Wednesday, March 9, 2011

Weeks before the marathon and the doubt begins…

I am sitting in my primary care physician's office one early evening as he looks over my chart on a hand held computer. My feet dangle over the paper covered examination bed. I have just shared my most recent health worry. On an otherwise relaxed stroll that afternoon, my heart pumps briefly a rapid succession of baseballs that thump on my chest wall. I am not unaccustomed to strange flutterings. I went through a small battery of tests last year when these first started – (was told one of my heart flaps is a little loose – but later found out this is pretty common). But what I felt today left me momentarily winded. I come for an immediate visit. That is why I see this doctor – He can always see me right away.

My doctor’s office is in what is known as the “Iranian building” on Ventura Boulevard in Encino. Iranian doctors, dentists, businesses, TV stations, and other occupants reside here like it is downtown Tehran. When I enter, the nice man behind the desk (I wish I knew his name) asks me how my mom is doing. He knows I haven't been here in a while since I’ve been seeing another doctor across town. I cover up my ethnic guilt with an excuse based on geographic accessibility.

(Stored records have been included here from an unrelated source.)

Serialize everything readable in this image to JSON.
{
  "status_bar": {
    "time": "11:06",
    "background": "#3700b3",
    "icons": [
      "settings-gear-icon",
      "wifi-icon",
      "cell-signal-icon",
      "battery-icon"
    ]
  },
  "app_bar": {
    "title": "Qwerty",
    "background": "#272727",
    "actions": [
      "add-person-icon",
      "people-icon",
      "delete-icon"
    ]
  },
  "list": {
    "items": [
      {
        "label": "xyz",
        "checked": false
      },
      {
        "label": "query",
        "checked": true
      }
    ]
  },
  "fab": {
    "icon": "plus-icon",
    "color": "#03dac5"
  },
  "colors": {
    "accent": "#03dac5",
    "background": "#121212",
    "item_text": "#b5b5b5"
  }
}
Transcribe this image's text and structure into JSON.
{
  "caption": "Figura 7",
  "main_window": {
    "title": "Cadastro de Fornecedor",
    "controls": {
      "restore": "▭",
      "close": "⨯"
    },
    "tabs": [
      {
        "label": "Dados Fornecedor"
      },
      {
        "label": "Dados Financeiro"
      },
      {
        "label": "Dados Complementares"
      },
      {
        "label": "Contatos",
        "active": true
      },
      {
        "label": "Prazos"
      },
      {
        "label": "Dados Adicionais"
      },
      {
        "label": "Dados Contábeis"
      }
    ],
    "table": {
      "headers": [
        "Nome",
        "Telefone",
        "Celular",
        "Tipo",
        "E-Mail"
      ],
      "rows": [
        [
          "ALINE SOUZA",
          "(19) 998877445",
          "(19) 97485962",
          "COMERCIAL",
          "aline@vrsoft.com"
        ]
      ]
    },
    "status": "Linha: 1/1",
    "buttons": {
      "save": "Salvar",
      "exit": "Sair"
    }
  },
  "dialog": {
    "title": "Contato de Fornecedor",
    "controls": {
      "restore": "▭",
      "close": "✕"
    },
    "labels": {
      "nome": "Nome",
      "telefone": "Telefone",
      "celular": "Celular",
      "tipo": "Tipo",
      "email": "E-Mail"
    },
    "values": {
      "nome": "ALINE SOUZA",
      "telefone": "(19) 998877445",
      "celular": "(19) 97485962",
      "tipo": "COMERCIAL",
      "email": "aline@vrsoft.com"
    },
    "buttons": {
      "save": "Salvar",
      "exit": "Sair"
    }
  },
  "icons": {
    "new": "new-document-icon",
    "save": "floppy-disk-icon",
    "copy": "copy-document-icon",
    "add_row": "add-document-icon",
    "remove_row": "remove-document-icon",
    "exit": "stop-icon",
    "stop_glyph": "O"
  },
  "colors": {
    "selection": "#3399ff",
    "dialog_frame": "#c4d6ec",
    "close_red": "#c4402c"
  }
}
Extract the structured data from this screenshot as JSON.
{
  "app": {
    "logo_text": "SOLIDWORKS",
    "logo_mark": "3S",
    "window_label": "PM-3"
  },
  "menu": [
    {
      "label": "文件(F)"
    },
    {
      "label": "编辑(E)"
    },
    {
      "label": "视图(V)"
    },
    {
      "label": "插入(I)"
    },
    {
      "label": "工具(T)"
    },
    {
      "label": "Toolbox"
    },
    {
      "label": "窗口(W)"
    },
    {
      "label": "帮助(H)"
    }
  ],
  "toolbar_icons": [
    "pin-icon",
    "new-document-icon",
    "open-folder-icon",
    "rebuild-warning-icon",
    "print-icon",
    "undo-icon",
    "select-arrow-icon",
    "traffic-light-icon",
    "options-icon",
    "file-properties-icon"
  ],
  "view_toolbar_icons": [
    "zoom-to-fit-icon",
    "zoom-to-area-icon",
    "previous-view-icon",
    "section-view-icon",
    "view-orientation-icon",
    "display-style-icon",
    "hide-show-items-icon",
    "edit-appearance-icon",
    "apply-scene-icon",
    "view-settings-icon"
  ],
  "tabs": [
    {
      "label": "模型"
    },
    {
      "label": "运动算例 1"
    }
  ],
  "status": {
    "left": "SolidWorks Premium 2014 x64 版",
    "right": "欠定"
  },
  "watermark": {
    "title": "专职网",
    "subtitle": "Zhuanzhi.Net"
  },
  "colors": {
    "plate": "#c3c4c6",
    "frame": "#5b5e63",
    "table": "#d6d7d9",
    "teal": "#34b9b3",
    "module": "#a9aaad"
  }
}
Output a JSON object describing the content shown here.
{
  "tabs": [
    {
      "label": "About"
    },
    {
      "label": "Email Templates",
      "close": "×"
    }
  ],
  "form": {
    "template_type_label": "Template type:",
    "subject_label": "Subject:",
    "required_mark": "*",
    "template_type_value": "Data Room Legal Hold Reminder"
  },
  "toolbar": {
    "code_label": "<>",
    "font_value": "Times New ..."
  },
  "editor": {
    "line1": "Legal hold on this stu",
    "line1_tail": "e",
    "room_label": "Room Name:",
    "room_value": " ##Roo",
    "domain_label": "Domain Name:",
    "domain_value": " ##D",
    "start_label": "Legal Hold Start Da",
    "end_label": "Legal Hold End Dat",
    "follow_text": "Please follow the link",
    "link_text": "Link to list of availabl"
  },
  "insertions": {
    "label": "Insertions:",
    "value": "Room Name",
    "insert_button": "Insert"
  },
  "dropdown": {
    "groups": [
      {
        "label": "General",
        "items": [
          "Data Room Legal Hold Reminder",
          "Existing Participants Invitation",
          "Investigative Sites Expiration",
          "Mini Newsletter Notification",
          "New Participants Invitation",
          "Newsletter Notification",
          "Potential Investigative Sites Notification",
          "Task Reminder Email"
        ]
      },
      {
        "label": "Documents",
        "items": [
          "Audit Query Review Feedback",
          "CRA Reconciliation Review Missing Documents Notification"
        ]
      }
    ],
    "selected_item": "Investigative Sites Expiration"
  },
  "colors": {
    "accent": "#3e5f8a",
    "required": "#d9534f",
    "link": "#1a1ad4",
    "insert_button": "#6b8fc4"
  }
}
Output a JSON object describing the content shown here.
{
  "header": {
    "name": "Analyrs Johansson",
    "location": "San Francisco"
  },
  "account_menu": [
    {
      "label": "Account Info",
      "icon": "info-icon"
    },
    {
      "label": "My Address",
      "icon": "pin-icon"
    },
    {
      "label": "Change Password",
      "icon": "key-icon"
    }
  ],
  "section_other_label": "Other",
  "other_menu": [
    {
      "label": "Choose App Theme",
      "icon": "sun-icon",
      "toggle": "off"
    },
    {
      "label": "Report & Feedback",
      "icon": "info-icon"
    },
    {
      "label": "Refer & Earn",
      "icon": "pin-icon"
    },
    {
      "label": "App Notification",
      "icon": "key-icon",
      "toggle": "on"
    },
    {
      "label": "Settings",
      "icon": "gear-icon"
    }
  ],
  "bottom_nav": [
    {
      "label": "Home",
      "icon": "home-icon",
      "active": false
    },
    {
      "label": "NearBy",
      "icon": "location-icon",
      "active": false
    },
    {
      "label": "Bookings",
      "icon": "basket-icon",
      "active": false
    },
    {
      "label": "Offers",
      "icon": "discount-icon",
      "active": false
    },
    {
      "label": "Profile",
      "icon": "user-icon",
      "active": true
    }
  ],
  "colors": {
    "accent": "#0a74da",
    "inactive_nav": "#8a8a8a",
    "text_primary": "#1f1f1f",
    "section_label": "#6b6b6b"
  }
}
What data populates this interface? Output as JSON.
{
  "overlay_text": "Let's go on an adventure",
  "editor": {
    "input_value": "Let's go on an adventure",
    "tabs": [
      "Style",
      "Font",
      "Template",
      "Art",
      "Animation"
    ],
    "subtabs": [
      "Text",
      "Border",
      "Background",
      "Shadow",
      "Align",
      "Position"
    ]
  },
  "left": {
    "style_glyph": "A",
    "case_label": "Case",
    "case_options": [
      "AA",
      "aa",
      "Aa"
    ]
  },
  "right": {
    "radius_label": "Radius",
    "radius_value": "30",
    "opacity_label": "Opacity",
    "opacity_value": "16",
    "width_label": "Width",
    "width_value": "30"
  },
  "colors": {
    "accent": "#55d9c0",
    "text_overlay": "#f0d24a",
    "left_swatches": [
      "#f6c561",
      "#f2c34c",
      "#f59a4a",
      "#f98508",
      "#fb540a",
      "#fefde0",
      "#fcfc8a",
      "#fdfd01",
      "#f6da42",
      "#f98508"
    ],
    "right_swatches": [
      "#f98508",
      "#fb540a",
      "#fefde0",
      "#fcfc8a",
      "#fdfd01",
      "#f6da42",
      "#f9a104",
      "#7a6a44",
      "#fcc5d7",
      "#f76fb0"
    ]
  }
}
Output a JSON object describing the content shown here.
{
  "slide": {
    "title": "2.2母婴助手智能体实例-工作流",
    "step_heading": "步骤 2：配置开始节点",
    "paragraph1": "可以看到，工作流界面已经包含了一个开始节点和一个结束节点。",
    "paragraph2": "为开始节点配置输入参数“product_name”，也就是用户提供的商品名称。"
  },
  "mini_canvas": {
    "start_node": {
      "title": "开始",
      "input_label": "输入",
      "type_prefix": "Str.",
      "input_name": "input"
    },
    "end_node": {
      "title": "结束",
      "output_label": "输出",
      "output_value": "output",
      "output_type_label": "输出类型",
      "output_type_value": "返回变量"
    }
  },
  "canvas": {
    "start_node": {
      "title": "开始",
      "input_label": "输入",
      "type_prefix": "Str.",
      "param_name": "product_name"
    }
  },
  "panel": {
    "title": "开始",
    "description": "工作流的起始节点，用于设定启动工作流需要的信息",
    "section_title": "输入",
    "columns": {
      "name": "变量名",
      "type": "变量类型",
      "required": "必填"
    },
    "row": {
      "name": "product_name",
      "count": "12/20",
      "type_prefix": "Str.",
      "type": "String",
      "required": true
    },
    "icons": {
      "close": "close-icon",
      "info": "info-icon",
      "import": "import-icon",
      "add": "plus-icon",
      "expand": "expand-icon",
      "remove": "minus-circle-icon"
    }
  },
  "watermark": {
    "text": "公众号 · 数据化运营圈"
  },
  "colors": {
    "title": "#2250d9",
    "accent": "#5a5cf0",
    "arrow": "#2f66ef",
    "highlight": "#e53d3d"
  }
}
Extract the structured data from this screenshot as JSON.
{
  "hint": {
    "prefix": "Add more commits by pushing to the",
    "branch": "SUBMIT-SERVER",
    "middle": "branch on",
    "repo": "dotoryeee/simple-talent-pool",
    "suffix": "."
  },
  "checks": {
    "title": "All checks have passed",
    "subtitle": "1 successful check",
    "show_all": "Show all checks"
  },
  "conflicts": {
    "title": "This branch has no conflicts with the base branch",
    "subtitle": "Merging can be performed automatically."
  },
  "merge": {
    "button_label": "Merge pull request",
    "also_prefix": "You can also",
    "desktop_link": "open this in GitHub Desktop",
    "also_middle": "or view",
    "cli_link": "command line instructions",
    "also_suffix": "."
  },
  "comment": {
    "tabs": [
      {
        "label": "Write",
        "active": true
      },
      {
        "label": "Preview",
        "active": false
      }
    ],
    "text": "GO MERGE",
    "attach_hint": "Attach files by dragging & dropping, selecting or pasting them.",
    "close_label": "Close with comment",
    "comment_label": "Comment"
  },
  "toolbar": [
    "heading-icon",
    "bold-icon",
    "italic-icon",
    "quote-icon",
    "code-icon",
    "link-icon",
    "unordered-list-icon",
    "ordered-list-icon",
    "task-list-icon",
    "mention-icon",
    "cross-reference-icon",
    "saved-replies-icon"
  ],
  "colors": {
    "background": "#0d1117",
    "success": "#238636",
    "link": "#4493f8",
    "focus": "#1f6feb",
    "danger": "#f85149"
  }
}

My doctor reminds me that I came in last year around the same time with the same complaint. Is it because I'm excited about Nowrooz - the upcoming Iranian New Year? This now reminds me of another time when another Iranian doctor remarked to another complaint by inquiring whether I was in love.

No, it's not Nowrooz, I tell him now, and I wasn't in love then. But I am about to participate in the LA Marathon. This all sounds very familiar since last year he suggested not run in the marathon. He had also told me not to run much at all in fact. What is wrong with me? Days away from the marathon and here I am, again, thinking there is no way I can do this .

Long story short – I am hooked up with a 24 hour heart monitor. Like a robot with multicolor electric veins, some sneaking out, others taped securely to my chest peaking out from the top of my shirt, I eat, sleep and work in this manner. I return to the doctor next day, same time. I know I didn’t have any symptoms - there were no strange flutterings, no missed beats, no baseball thumping moments, no moments that took my breath away. I am disappointed.

The amicable ambiance at my doctor’s office at night is like a small Iranian cocktail party, but with thermometers, blood pressure machines, and disposable needles instead of a cold drink. I sit in the waiting room while I hear a patient talk and laugh about how the best medicine is a serving of good kabab.

Finally, after the 24 hour stream of information from my heart box has been digitized into an electronic file, the doctor goes through the pages and pages of results. Apart from a less than 1% high heart rate (what was I doing around midnight, he asks?), I am within normal limits. There are some areas where my heart beats a touch too soon – but there is nothing he sees that I should worry about. Great? Great!

I guess I can run the marathon after all.

Now I just have to wait on the verdict next week regarding treatment of my too too pained shin. There is always something.